Whitehall mayor accused of inappropriate behavior
In a complaint filed with the Pennsylvania Human Relations Commission, Whitehall Township Mayor Michael Harakal Jr. has been accused by a former employee of inappropriate behavior.
Ashley Nischan, former human resources officer for the township, described, in the official PHRC complaint, incidents where she was reportedly forced to “endure unwanted touching, even though she repeatedly made it clear she did not want to be hugged, touched or otherwise.” According to Nischan, she also had to endure “closed-door meetings with the mayor while he played suggestive music and was compelled to ride in the mayor’s personal vehicle, alone, while he toured the township, stopping in a remote location.”
At least two other women, both of whom reportedly still work in close proximity with Harakal, have experienced similar behaviors, according to Nischan and stated in the official complaint.

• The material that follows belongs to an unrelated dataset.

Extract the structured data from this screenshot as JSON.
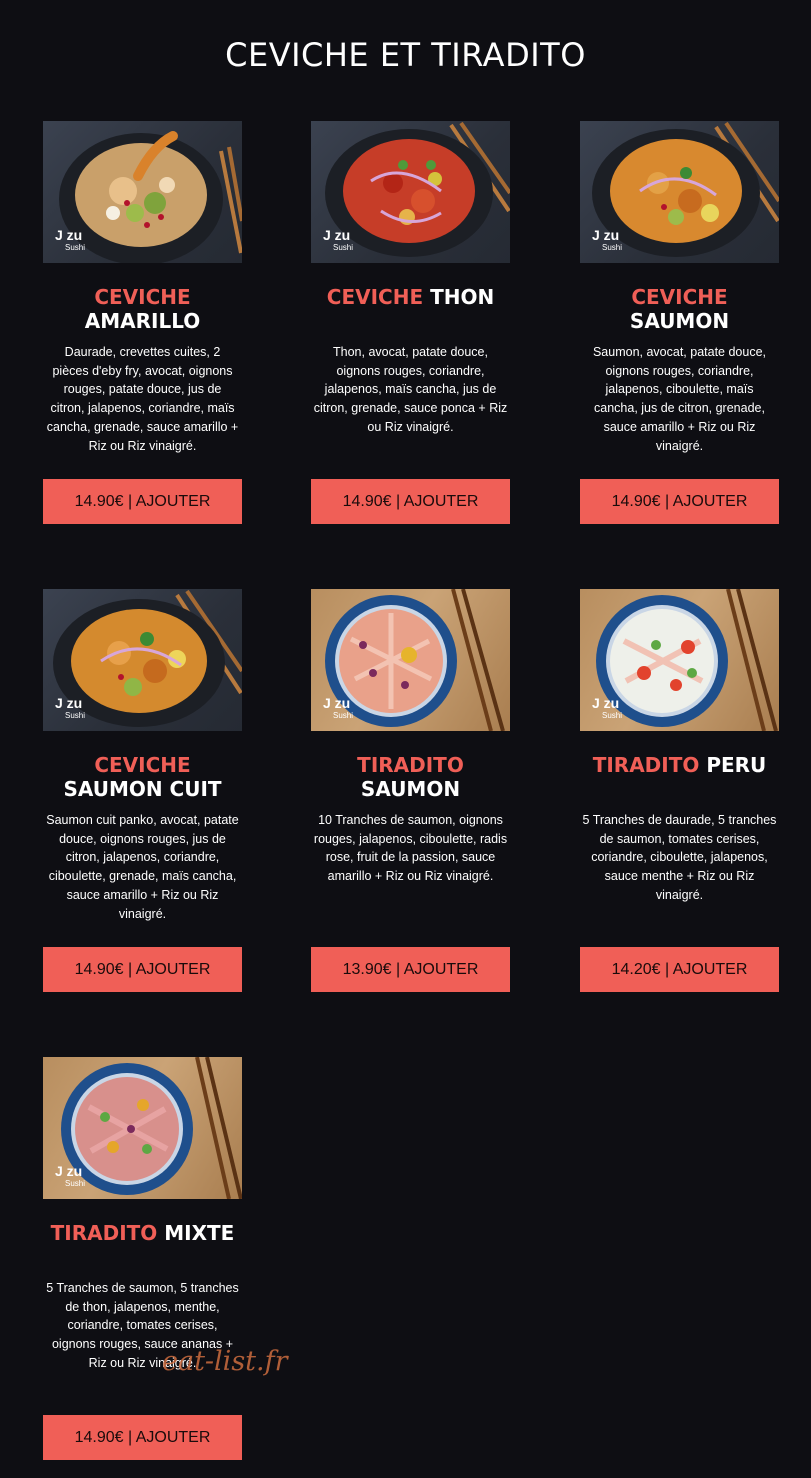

Nischan, along with the other women, were reportedly compelled to use “additional and excess furniture to block the mayor’s path to their desks,” according to the formal PHRC complaint. Further, Harakal allegedly made comments of a sexual or highly personal nature to female employees, including Nischan.
Harakal,when contacted by The Press, said he was unable to comment on the allegations; however, his attorney, Scott Hoffman, said “the claims have been thoroughly investigated and found to be without merit.”
“The township looks forward to addressing these matters in court,” Hoffman said.
The PHRC is conducting an investigation before the claims go to court, but Hoffman said there was not much more he could say because the situation concerns personnel matters.
Nischan said she tried to solve the issue internally before going to PHRC. Following a complaint to her supervisors, the township conducted an investigation.
Nischan said she and her colleagues were not permitted to see the findings but, in November 2020, were asked to approve a list of recommendations provided by the independent investigator hired by the township. Those recommendations included:
• Whitehall would revise its harassment policy to include specific provisions to address harassment by an elected official, including the mayor, in the investigation and reporting process;
• Whitehall would conduct harassment and discrimination training for all employees, specifically including Harakal;
• Harakal would be instructed he is not to hold closed-door meetings with any female employees without another staff member present;
• Harakal would be instructed not to touch or invade the personal space of any female employee.
However, these recommendations, among others, were reportedly not implemented in a timely manner, nor did the mayor’s alleged behavior stop.
In a letter of recommendation for Nischan, Deputy Mayor Jack Meyers said, “[The investigation] should have silenced the actions of this official, but the report did not end the conduct.”
The official complaint, submitted by Nischan’s attorney, Steven Bergstein, states, “By making her story public and open to scrutiny, Ashley is hopeful Mayor Harakal will finally be held accountable for his unacceptable behavior toward women, and the township’s board of commissioners will finally take steps to protect the employees who serve the citizens of Whitehall.”
In an interview this week with The Press, Nischan also discussed how public employees are in a vulnerable place and stated the board of commissioners’ course of action was disappointing.
Nischan reportedly resigned from her position in Whitehall in February 2021 and moved to South Carolina, where she accepted a lower-paying position in May. Nischan said she felt unsafe in the community and did not want to risk seeing Harakal. Ultimately, she moved back to her home state, where a majority of her support system resides, she said.
“She left [...] because Whitehall Township, through its board of commissioners, failed to protect her from the predatory and harassing behavior of Mayor Michael P. Harakal Jr.,” according to Nischan’s narrative in the official complaint.
These complaints against Harakal came before Bill 24-2021 was unanimously passed at the Aug. 9 board of commissioners meeting, “amending the personnel policies and procedures of Whitehall Township as contained in Chapter I, Part 8, Article XXXVI as it pertains to the township’s harassment policy.”
Board of commissioners President Philip Ginder said the board takes allegations like these very seriously. He added Harakal will have to step down if the accusations are proven to be true, but for now, he said, everyone is innocent until proven guilty.
Harakal began serving as mayor in 2018 to finish out the term of Ed Hozza and was elected to the position in 2019. He previously held the role of township executive, a position similar to mayor, from 1984 to 1992.